An 888 spokesperson said over the weekend that “Gigi has left the company well positioned for the future,” per the UK’s Daily Mail news publication.
888 may not be the leading UK online gaming brand in terms of revenue, but it has been working hard to position itself for a brighter future, and it looks likely to achieve just that. A recent, very high-profile deal with Caesars Entertainment has put the company into the fight to get online gambling allowed in the United States. Reports of a future merger with Ladbrokes are reportedly ongoing, as well.
Bwin.party continues to slide
Bwin.Party, the world’s largest publicly listed online gambling company, formed in late March by the official merging of PartyGaming and Bwin Interactive Entertainment, has had a rough start, financially.

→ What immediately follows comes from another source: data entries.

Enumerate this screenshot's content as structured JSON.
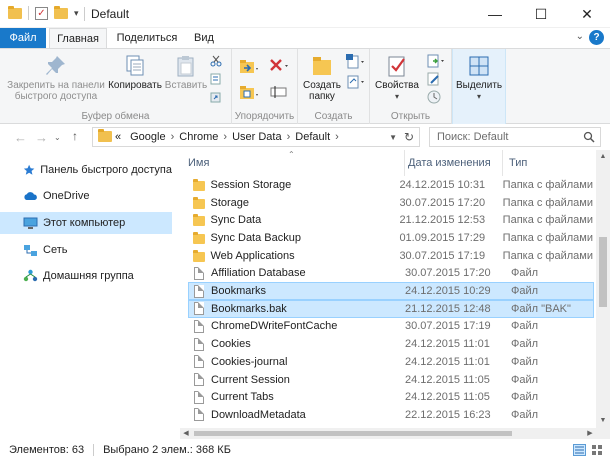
{
  "window": {
    "title": "Default",
    "minimize_glyph": "—",
    "maximize_glyph": "☐",
    "close_glyph": "✕"
  },
  "tabs": {
    "file": "Файл",
    "home": "Главная",
    "share": "Поделиться",
    "view": "Вид",
    "help": "?"
  },
  "ribbon": {
    "pin": "Закрепить на панели быстрого доступа",
    "copy": "Копировать",
    "paste": "Вставить",
    "clipboard_group": "Буфер обмена",
    "organize_group": "Упорядочить",
    "new_folder": "Создать папку",
    "create_group": "Создать",
    "properties": "Свойства",
    "open_group": "Открыть",
    "select": "Выделить"
  },
  "address": {
    "overflow": "«",
    "crumbs": [
      "Google",
      "Chrome",
      "User Data",
      "Default"
    ]
  },
  "search": {
    "placeholder": "Поиск: Default"
  },
  "navpane": {
    "items": [
      {
        "label": "Панель быстрого доступа",
        "icon": "star-icon"
      },
      {
        "label": "OneDrive",
        "icon": "cloud-icon"
      },
      {
        "label": "Этот компьютер",
        "icon": "computer-icon"
      },
      {
        "label": "Сеть",
        "icon": "network-icon"
      },
      {
        "label": "Домашняя группа",
        "icon": "homegroup-icon"
      }
    ]
  },
  "columns": {
    "name": "Имя",
    "date": "Дата изменения",
    "type": "Тип"
  },
  "files": [
    {
      "name": "Session Storage",
      "date": "24.12.2015 10:31",
      "type": "Папка с файлами",
      "kind": "folder"
    },
    {
      "name": "Storage",
      "date": "30.07.2015 17:20",
      "type": "Папка с файлами",
      "kind": "folder"
    },
    {
      "name": "Sync Data",
      "date": "21.12.2015 12:53",
      "type": "Папка с файлами",
      "kind": "folder"
    },
    {
      "name": "Sync Data Backup",
      "date": "01.09.2015 17:29",
      "type": "Папка с файлами",
      "kind": "folder"
    },
    {
      "name": "Web Applications",
      "date": "30.07.2015 17:19",
      "type": "Папка с файлами",
      "kind": "folder"
    },
    {
      "name": "Affiliation Database",
      "date": "30.07.2015 17:20",
      "type": "Файл",
      "kind": "file"
    },
    {
      "name": "Bookmarks",
      "date": "24.12.2015 10:29",
      "type": "Файл",
      "kind": "file",
      "selected": true
    },
    {
      "name": "Bookmarks.bak",
      "date": "21.12.2015 12:48",
      "type": "Файл \"BAK\"",
      "kind": "file",
      "selected": true
    },
    {
      "name": "ChromeDWriteFontCache",
      "date": "30.07.2015 17:19",
      "type": "Файл",
      "kind": "file"
    },
    {
      "name": "Cookies",
      "date": "24.12.2015 11:01",
      "type": "Файл",
      "kind": "file"
    },
    {
      "name": "Cookies-journal",
      "date": "24.12.2015 11:01",
      "type": "Файл",
      "kind": "file"
    },
    {
      "name": "Current Session",
      "date": "24.12.2015 11:05",
      "type": "Файл",
      "kind": "file"
    },
    {
      "name": "Current Tabs",
      "date": "24.12.2015 11:05",
      "type": "Файл",
      "kind": "file"
    },
    {
      "name": "DownloadMetadata",
      "date": "22.12.2015 16:23",
      "type": "Файл",
      "kind": "file"
    }
  ],
  "status": {
    "items": "Элементов: 63",
    "selected": "Выбрано 2 элем.: 368 КБ"
  }
}
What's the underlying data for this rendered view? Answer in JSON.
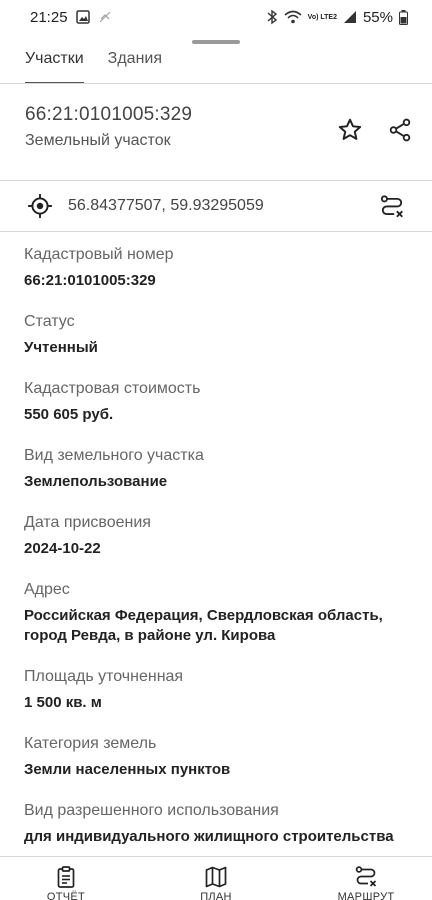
{
  "status_bar": {
    "time": "21:25",
    "network": "Vo) LTE2",
    "battery": "55%"
  },
  "tabs": [
    {
      "label": "Участки",
      "active": true
    },
    {
      "label": "Здания",
      "active": false
    }
  ],
  "header": {
    "parcel_id": "66:21:0101005:329",
    "parcel_type": "Земельный участок"
  },
  "coords": {
    "value": "56.84377507, 59.93295059"
  },
  "fields": [
    {
      "label": "Кадастровый номер",
      "value": "66:21:0101005:329"
    },
    {
      "label": "Статус",
      "value": "Учтенный"
    },
    {
      "label": "Кадастровая стоимость",
      "value": "550 605 руб."
    },
    {
      "label": "Вид земельного участка",
      "value": "Землепользование"
    },
    {
      "label": "Дата присвоения",
      "value": "2024-10-22"
    },
    {
      "label": "Адрес",
      "value": "Российская Федерация, Свердловская область, город Ревда, в районе ул. Кирова"
    },
    {
      "label": "Площадь уточненная",
      "value": "1 500 кв. м"
    },
    {
      "label": "Категория земель",
      "value": "Земли населенных пунктов"
    },
    {
      "label": "Вид разрешенного использования",
      "value": "для индивидуального жилищного строительства"
    }
  ],
  "bottom_nav": [
    {
      "label": "ОТЧЁТ",
      "icon": "report-icon"
    },
    {
      "label": "ПЛАН",
      "icon": "map-icon"
    },
    {
      "label": "МАРШРУТ",
      "icon": "route-icon"
    }
  ]
}
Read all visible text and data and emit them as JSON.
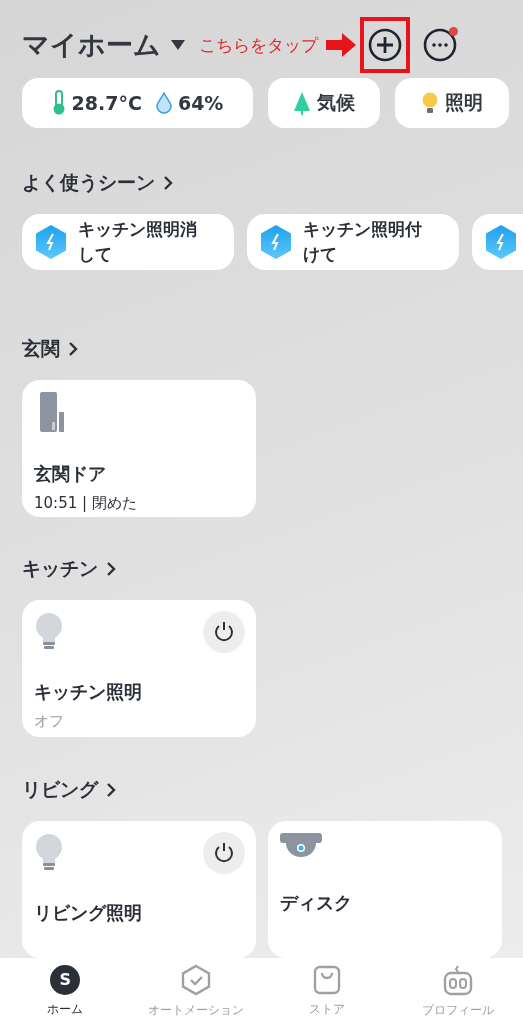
{
  "header": {
    "title": "マイホーム",
    "annotation": "こちらをタップ",
    "more_badge": true
  },
  "chips": [
    {
      "kind": "weather",
      "temperature": "28.7°C",
      "humidity": "64%"
    },
    {
      "kind": "climate",
      "label": "気候"
    },
    {
      "kind": "lighting",
      "label": "照明"
    }
  ],
  "scenes": {
    "title": "よく使うシーン",
    "items": [
      {
        "kind": "scene",
        "name": "キッチン照明消して"
      },
      {
        "kind": "scene",
        "name": "キッチン照明付けて"
      },
      {
        "kind": "scene"
      }
    ]
  },
  "rooms": [
    {
      "title": "玄関",
      "devices": [
        {
          "kind": "sensor",
          "name": "玄関ドア",
          "status": "10:51 | 閉めた"
        }
      ]
    },
    {
      "title": "キッチン",
      "devices": [
        {
          "kind": "light",
          "name": "キッチン照明",
          "status": "オフ",
          "on": false
        }
      ]
    },
    {
      "title": "リビング",
      "devices": [
        {
          "kind": "light",
          "name": "リビング照明",
          "on": false
        },
        {
          "kind": "camera",
          "name": "ディスク"
        }
      ]
    }
  ],
  "tabs": [
    {
      "kind": "home",
      "label": "ホーム",
      "avatar": "S",
      "selected": true
    },
    {
      "kind": "automation",
      "label": "オートメーション",
      "selected": false
    },
    {
      "kind": "store",
      "label": "ストア",
      "selected": false
    },
    {
      "kind": "profile",
      "label": "プロフィール",
      "selected": false
    }
  ]
}
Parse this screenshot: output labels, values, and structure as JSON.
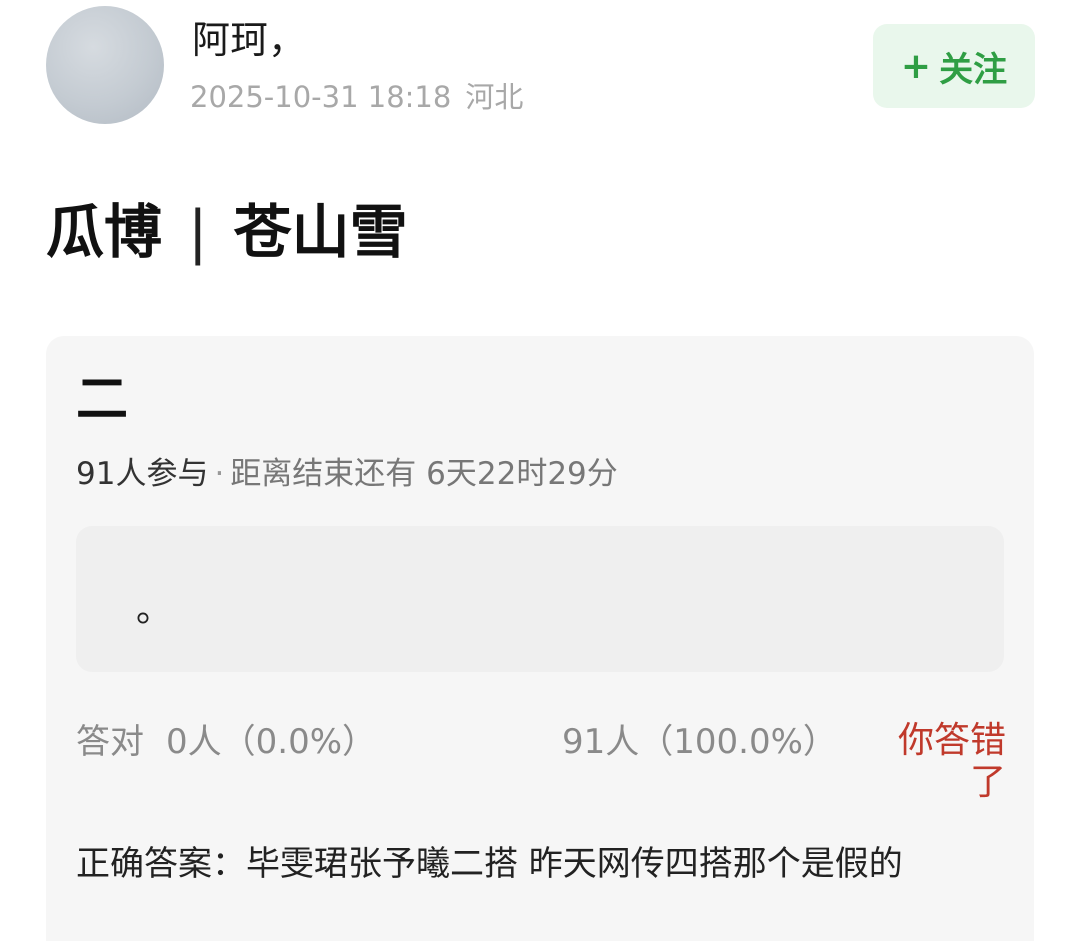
{
  "post": {
    "username": "阿珂，",
    "datetime": "2025-10-31 18:18",
    "location": "河北",
    "follow_label": "关注",
    "follow_plus": "+",
    "title_left": "瓜博",
    "title_sep": "|",
    "title_right": "苍山雪"
  },
  "quiz": {
    "question": "二",
    "participants": "91人参与",
    "separator": "·",
    "remaining": "距离结束还有 6天22时29分",
    "option_text": "。",
    "correct_label": "答对",
    "correct_count": "0人（0.0%）",
    "other_count": "91人（100.0%）",
    "wrong_text": "你答错了",
    "answer_text": "正确答案：毕雯珺张予曦二搭 昨天网传四搭那个是假的"
  },
  "colors": {
    "follow_bg": "#e9f7ec",
    "follow_text": "#2f9e44",
    "wrong_text": "#c0392b",
    "card_bg": "#f6f6f6"
  }
}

Just days after it went online, Germany made some big announcements to its online gambling future plans. Since the bwin half of Bwin.Party hails from Austria, the company has a strong presence in the German markets, so the news hit hard.
“The newly merged company gets about 23 percent of its pro- forma revenue from Germany, with half coming from sports,” Bloomberg explains.
Late last week, the company “fell 31.5 pence to 166.4 pence, giving the company a market value of 1.4 billion pounds ($2.3 billion),” the report continues.
Unibet’s annual report for 2010 was very strong, with profits rising to 34.2 million (from 32.8 last year) and speculation over whether the company will return to the French market or follow through with its potential Sportingbet hook-up.
“If you add to this the fact that sports betting saw growth of around 22%, thanks largely to the World Cup, you can see why” the company could choose to “forge ahead on their own,” writes Eric Bianchi at CalvinAyre.com.